▶ YOUR INSTRUCTIONS
Before you finish, make sure each line of the records has been retyped exactly.

▶ INFORMATION SUPPLIED
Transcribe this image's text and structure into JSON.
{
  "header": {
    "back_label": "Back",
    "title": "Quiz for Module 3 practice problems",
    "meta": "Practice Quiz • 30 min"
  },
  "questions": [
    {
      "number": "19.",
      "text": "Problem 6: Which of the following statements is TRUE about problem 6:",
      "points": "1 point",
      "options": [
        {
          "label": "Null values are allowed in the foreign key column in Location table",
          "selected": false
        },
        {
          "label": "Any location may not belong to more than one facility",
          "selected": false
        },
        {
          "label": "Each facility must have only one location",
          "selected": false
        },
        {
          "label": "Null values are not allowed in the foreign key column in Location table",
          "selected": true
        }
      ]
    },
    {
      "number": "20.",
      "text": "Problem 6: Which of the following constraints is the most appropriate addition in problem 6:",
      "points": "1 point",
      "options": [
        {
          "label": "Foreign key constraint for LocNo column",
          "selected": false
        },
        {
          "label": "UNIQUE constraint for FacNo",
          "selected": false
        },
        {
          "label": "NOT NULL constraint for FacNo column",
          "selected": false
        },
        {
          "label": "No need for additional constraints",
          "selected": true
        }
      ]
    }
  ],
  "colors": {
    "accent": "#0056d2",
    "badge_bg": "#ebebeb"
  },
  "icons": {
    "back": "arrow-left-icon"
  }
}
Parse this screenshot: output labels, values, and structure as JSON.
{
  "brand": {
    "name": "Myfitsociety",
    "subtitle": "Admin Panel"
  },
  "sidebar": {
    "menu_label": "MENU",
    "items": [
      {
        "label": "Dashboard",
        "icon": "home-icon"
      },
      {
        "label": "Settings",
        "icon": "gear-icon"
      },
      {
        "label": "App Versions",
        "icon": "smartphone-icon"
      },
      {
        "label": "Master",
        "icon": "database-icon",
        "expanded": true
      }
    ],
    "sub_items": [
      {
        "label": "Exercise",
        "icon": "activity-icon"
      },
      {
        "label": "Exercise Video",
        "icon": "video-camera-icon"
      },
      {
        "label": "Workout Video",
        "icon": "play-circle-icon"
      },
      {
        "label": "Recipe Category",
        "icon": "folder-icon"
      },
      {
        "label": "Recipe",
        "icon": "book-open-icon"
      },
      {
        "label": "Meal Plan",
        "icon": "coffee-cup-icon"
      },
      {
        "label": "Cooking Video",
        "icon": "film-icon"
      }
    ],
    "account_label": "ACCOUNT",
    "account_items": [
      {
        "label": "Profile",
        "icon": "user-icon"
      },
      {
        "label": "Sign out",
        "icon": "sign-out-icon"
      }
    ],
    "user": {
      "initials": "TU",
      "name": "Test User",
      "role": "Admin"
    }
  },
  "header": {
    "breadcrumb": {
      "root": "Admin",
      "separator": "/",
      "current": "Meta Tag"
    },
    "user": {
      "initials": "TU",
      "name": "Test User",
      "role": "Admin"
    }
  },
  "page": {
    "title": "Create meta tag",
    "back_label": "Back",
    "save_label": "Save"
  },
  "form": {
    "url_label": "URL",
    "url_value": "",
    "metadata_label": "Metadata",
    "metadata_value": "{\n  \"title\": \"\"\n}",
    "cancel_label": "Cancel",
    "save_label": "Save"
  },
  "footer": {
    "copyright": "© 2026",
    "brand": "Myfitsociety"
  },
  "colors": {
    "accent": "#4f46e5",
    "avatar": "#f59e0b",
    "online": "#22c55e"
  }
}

▶ RESULT OF THE EXERCISE
Transcribe this image's text and structure into JSON.
{
  "header": {
    "back_label": "Back",
    "title": "Quiz for Module 3 practice problems",
    "meta": "Practice Quiz • 30 min"
  },
  "questions": [
    {
      "number": "19.",
      "text": "Problem 6: Which of the following statements is TRUE about problem 6:",
      "points": "1 point",
      "options": [
        {
          "label": "Null values are allowed in the foreign key column in Location table",
          "selected": false
        },
        {
          "label": "Any location may not belong to more than one facility",
          "selected": false
        },
        {
          "label": "Each facility must have only one location",
          "selected": false
        },
        {
          "label": "Null values are not allowed in the foreign key column in Location table",
          "selected": true
        }
      ]
    },
    {
      "number": "20.",
      "text": "Problem 6: Which of the following constraints is the most appropriate addition in problem 6:",
      "points": "1 point",
      "options": [
        {
          "label": "Foreign key constraint for LocNo column",
          "selected": false
        },
        {
          "label": "UNIQUE constraint for FacNo",
          "selected": false
        },
        {
          "label": "NOT NULL constraint for FacNo column",
          "selected": false
        },
        {
          "label": "No need for additional constraints",
          "selected": true
        }
      ]
    }
  ],
  "colors": {
    "accent": "#0056d2",
    "badge_bg": "#ebebeb"
  },
  "icons": {
    "back": "arrow-left-icon"
  }
}
Parse this screenshot: output labels, values, and structure as JSON.
{
  "brand": {
    "name": "Myfitsociety",
    "subtitle": "Admin Panel"
  },
  "sidebar": {
    "menu_label": "MENU",
    "items": [
      {
        "label": "Dashboard",
        "icon": "home-icon"
      },
      {
        "label": "Settings",
        "icon": "gear-icon"
      },
      {
        "label": "App Versions",
        "icon": "smartphone-icon"
      },
      {
        "label": "Master",
        "icon": "database-icon",
        "expanded": true
      }
    ],
    "sub_items": [
      {
        "label": "Exercise",
        "icon": "activity-icon"
      },
      {
        "label": "Exercise Video",
        "icon": "video-camera-icon"
      },
      {
        "label": "Workout Video",
        "icon": "play-circle-icon"
      },
      {
        "label": "Recipe Category",
        "icon": "folder-icon"
      },
      {
        "label": "Recipe",
        "icon": "book-open-icon"
      },
      {
        "label": "Meal Plan",
        "icon": "coffee-cup-icon"
      },
      {
        "label": "Cooking Video",
        "icon": "film-icon"
      }
    ],
    "account_label": "ACCOUNT",
    "account_items": [
      {
        "label": "Profile",
        "icon": "user-icon"
      },
      {
        "label": "Sign out",
        "icon": "sign-out-icon"
      }
    ],
    "user": {
      "initials": "TU",
      "name": "Test User",
      "role": "Admin"
    }
  },
  "header": {
    "breadcrumb": {
      "root": "Admin",
      "separator": "/",
      "current": "Meta Tag"
    },
    "user": {
      "initials": "TU",
      "name": "Test User",
      "role": "Admin"
    }
  },
  "page": {
    "title": "Create meta tag",
    "back_label": "Back",
    "save_label": "Save"
  },
  "form": {
    "url_label": "URL",
    "url_value": "",
    "metadata_label": "Metadata",
    "metadata_value": "{\n  \"title\": \"\"\n}",
    "cancel_label": "Cancel",
    "save_label": "Save"
  },
  "footer": {
    "copyright": "© 2026",
    "brand": "Myfitsociety"
  },
  "colors": {
    "accent": "#4f46e5",
    "avatar": "#f59e0b",
    "online": "#22c55e"
  }
}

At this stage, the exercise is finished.